### Task details
Line by line, please look for the word "values" in the following records, then copy each line you find it in.

----

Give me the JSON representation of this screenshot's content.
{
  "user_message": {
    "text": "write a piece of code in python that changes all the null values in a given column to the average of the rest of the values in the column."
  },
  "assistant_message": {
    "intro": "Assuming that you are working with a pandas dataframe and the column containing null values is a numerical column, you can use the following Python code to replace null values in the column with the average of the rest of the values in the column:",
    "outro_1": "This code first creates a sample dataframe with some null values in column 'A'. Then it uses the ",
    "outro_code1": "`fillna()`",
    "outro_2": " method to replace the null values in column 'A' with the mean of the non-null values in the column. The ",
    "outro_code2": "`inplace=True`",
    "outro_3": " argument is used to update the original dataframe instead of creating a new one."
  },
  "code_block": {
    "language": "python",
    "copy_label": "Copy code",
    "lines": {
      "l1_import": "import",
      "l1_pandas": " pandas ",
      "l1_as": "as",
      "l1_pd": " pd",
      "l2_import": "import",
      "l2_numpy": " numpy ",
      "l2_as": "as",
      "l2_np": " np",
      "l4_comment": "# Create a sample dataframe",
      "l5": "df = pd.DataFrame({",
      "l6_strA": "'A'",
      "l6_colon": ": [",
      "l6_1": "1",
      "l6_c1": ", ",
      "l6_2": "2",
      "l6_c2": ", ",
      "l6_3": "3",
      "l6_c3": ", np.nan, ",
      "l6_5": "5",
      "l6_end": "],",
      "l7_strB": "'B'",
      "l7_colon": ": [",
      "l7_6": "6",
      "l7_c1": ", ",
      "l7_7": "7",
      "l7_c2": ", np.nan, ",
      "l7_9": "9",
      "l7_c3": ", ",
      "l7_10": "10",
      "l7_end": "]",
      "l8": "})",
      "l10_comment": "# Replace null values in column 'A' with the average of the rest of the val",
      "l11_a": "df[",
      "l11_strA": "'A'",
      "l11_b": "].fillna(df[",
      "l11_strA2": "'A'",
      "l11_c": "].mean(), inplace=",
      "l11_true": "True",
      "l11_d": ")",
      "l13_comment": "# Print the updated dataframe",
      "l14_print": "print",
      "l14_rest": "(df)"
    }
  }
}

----

### Solution to the exercise
    "text": "write a piece of code in python that changes all the null values in a given column to the average of the rest of the values in the column."
    "intro": "Assuming that you are working with a pandas dataframe and the column containing null values is a numerical column, you can use the following Python code to replace null values in the column with the average of the rest of the values in the column:",
    "outro_1": "This code first creates a sample dataframe with some null values in column 'A'. Then it uses the ",
    "outro_2": " method to replace the null values in column 'A' with the mean of the non-null values in the column. The ",
      "l10_comment": "# Replace null values in column 'A' with the average of the rest of the val",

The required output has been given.